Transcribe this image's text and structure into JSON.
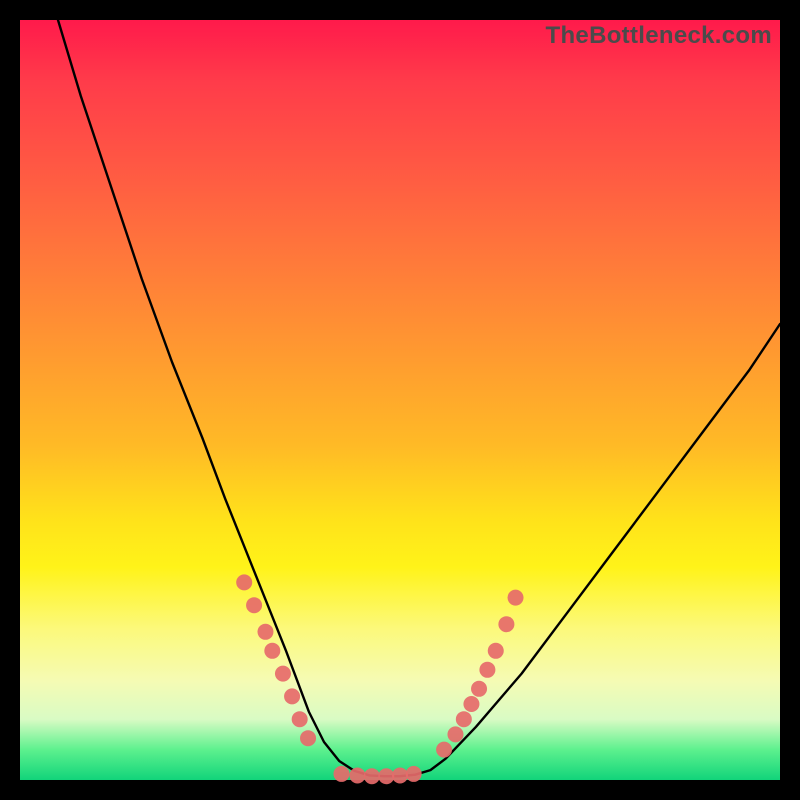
{
  "watermark": "TheBottleneck.com",
  "chart_data": {
    "type": "line",
    "title": "",
    "xlabel": "",
    "ylabel": "",
    "xlim": [
      0,
      100
    ],
    "ylim": [
      0,
      100
    ],
    "grid": false,
    "legend": false,
    "series": [
      {
        "name": "curve",
        "color": "#000000",
        "stroke_width": 2.4,
        "x": [
          5,
          8,
          12,
          16,
          20,
          24,
          27,
          29,
          31,
          33,
          35,
          36.5,
          38,
          40,
          42,
          44,
          46,
          48,
          50,
          52,
          54,
          56,
          60,
          66,
          72,
          78,
          84,
          90,
          96,
          100
        ],
        "y": [
          100,
          90,
          78,
          66,
          55,
          45,
          37,
          32,
          27,
          22,
          17,
          13,
          9,
          5,
          2.5,
          1.2,
          0.6,
          0.5,
          0.5,
          0.7,
          1.3,
          2.8,
          7,
          14,
          22,
          30,
          38,
          46,
          54,
          60
        ]
      },
      {
        "name": "markers-left",
        "color": "#e66a6a",
        "marker_only": true,
        "marker_radius": 8,
        "x": [
          29.5,
          30.8,
          32.3,
          33.2,
          34.6,
          35.8,
          36.8,
          37.9
        ],
        "y": [
          26.0,
          23.0,
          19.5,
          17.0,
          14.0,
          11.0,
          8.0,
          5.5
        ]
      },
      {
        "name": "markers-bottom",
        "color": "#e66a6a",
        "marker_only": true,
        "marker_radius": 8,
        "x": [
          42.3,
          44.4,
          46.3,
          48.2,
          50.0,
          51.8
        ],
        "y": [
          0.8,
          0.6,
          0.5,
          0.5,
          0.6,
          0.8
        ]
      },
      {
        "name": "markers-right",
        "color": "#e66a6a",
        "marker_only": true,
        "marker_radius": 8,
        "x": [
          55.8,
          57.3,
          58.4,
          59.4,
          60.4,
          61.5,
          62.6,
          64.0,
          65.2
        ],
        "y": [
          4.0,
          6.0,
          8.0,
          10.0,
          12.0,
          14.5,
          17.0,
          20.5,
          24.0
        ]
      }
    ],
    "gradient_stops": [
      {
        "pos": 0.0,
        "color": "#ff1a4b"
      },
      {
        "pos": 0.2,
        "color": "#ff5a43"
      },
      {
        "pos": 0.44,
        "color": "#ff9a30"
      },
      {
        "pos": 0.66,
        "color": "#ffe31a"
      },
      {
        "pos": 0.85,
        "color": "#f5fbb4"
      },
      {
        "pos": 1.0,
        "color": "#11d47a"
      }
    ]
  }
}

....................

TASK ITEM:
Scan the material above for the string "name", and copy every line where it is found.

ANSWER FOR THIS EXERCISE:
        "name": "curve",
        "name": "markers-left",
        "name": "markers-bottom",
        "name": "markers-right",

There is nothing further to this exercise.